26 December 2003

Gary L. Francione on PETA's Sexism

[I]n recent years, the promotion of animal causes has increasingly relied on sexist and racist imagery. For example, the fur campaign has from the outset been tainted by sexism. The trapping or ranching of animals for fur is certainly barbaric and immoral, but fur is no more or less morally obnoxious than leather or wool. The primary difference is that furs are worn by women, and wool and leather, although also worn by women, are worn by virtually all men. Fur became an early target of the animal rights movement, and from the outset the imagery was, not unexpectedly, sexist. An early poster shows a pair of women's legs (no torso, no head, just legs) clothed in black stockings and spiked high heels. The woman is dragging a fur coat, which is trailing blood. The caption read, "It takes up to 40 dumb animals to make a fur coat. But only one to wear it." And in the nineties, PETA has promoted its "I'd rather go naked than wear fur" ads, featuring billboards with naked models, as well as demonstrations in which women appear naked. In one particularly notable example, a PETA staff person "stripped" on Howard Stern's radio station in order to make her point about fur, and Stern described each phase of the event in considerable detail. Unfortunately, some animal advocates have harassed women wearing furs.
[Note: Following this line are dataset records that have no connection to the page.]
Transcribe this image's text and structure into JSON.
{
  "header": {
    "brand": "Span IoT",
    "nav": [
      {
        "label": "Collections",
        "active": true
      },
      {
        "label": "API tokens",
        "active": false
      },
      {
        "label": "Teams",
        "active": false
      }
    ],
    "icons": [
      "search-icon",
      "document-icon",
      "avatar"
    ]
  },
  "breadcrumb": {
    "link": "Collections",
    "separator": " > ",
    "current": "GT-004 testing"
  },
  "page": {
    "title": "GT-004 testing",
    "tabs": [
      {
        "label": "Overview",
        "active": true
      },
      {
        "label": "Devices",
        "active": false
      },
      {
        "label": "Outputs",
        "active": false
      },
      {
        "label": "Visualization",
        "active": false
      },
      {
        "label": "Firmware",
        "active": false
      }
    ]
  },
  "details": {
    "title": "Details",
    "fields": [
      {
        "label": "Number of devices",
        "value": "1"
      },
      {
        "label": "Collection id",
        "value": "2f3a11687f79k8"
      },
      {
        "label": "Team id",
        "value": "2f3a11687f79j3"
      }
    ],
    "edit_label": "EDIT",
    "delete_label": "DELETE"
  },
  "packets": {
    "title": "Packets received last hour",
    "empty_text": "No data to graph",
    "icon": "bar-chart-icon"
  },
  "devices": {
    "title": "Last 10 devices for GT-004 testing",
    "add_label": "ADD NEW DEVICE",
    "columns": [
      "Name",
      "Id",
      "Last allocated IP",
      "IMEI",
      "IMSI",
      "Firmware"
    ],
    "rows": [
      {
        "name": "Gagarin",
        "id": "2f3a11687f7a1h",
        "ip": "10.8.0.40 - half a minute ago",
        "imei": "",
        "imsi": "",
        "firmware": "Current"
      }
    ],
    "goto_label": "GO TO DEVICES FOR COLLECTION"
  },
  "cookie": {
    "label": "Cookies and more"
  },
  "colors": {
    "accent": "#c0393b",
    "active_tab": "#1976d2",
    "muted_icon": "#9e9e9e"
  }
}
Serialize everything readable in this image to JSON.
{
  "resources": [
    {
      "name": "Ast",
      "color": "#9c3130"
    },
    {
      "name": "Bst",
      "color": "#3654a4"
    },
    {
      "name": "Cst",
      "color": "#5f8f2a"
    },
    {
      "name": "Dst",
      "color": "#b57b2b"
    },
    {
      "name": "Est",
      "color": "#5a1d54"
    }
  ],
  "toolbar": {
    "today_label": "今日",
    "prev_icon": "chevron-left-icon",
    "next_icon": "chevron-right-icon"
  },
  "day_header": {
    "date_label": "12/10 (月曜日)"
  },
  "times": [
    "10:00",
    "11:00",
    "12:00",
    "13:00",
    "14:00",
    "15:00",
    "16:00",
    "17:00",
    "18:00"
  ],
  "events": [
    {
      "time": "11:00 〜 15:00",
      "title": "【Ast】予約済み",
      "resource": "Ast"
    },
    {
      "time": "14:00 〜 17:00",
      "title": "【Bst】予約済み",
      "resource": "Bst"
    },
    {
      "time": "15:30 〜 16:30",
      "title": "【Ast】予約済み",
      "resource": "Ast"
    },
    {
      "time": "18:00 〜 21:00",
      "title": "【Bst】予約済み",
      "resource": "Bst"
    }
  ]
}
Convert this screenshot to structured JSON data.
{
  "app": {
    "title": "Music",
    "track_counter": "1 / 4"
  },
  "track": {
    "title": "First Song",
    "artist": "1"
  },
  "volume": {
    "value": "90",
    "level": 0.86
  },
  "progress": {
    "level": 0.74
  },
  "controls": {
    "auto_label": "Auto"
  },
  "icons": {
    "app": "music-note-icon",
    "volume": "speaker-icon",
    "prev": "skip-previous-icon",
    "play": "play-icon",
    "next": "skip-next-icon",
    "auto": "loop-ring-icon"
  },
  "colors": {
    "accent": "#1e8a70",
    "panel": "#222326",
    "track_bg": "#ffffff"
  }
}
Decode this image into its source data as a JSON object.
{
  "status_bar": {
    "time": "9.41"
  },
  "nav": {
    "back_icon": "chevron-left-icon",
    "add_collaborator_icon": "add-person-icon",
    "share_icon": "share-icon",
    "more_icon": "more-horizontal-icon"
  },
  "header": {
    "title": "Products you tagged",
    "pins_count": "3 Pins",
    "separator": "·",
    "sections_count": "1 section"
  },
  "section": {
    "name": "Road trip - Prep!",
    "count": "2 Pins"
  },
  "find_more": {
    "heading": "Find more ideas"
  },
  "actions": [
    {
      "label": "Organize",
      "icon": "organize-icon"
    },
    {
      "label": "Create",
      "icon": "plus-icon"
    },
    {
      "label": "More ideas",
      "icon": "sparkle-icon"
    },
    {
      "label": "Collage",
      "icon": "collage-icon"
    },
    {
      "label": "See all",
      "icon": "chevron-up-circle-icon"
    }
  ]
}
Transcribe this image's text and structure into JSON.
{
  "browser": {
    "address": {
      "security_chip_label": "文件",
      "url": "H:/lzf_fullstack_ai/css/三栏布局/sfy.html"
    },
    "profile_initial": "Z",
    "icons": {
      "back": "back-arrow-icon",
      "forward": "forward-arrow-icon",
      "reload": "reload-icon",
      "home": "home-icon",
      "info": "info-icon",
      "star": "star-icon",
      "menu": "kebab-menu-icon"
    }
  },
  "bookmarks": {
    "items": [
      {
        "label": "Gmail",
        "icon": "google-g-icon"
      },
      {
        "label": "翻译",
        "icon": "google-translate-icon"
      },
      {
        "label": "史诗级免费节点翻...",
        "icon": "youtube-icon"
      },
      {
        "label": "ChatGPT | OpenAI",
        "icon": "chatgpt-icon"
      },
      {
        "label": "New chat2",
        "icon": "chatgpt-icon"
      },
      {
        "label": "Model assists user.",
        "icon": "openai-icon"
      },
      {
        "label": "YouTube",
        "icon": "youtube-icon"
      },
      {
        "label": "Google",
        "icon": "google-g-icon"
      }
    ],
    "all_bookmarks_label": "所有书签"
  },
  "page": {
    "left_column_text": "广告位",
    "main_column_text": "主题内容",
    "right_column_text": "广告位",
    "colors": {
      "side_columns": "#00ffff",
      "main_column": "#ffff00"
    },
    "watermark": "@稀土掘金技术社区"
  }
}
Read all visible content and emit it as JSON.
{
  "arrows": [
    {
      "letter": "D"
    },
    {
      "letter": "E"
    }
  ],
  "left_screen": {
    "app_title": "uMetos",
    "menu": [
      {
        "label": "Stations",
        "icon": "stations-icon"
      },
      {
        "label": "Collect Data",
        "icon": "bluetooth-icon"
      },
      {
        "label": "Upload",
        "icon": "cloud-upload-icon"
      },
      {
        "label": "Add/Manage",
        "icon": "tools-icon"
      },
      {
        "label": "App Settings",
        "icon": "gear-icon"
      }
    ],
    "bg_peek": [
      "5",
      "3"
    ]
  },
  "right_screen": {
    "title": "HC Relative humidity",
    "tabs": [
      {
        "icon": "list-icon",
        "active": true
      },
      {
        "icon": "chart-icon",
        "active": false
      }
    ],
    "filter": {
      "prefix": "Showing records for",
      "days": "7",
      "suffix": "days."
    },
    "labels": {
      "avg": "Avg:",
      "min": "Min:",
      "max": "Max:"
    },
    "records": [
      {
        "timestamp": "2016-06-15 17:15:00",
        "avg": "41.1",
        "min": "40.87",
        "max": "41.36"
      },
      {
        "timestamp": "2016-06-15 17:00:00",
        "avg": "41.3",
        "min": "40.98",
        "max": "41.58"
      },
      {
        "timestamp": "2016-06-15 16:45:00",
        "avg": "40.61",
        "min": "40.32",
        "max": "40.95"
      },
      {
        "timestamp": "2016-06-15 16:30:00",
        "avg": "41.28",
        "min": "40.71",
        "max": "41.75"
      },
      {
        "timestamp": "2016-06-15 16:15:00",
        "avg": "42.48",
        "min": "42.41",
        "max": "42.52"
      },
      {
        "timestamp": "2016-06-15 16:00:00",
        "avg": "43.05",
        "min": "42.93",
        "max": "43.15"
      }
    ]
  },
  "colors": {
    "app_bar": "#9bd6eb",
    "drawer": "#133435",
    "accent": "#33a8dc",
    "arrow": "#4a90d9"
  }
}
The fur industry is certainly indefensible according to any moral standard (other than an extreme form of ethical egoism), but using sexist imagery or assaults on women to make that point is extremely problematic not only because it is violent but because men wearing their expensive wool suits need not worry about animal rights advocates harassing them.

(Gary L. Francione, Rain Without Thunder: The Ideology of the Animal Rights Movement [Philadelphia: Temple University Press, 1996], 74-5 [footnote omitted])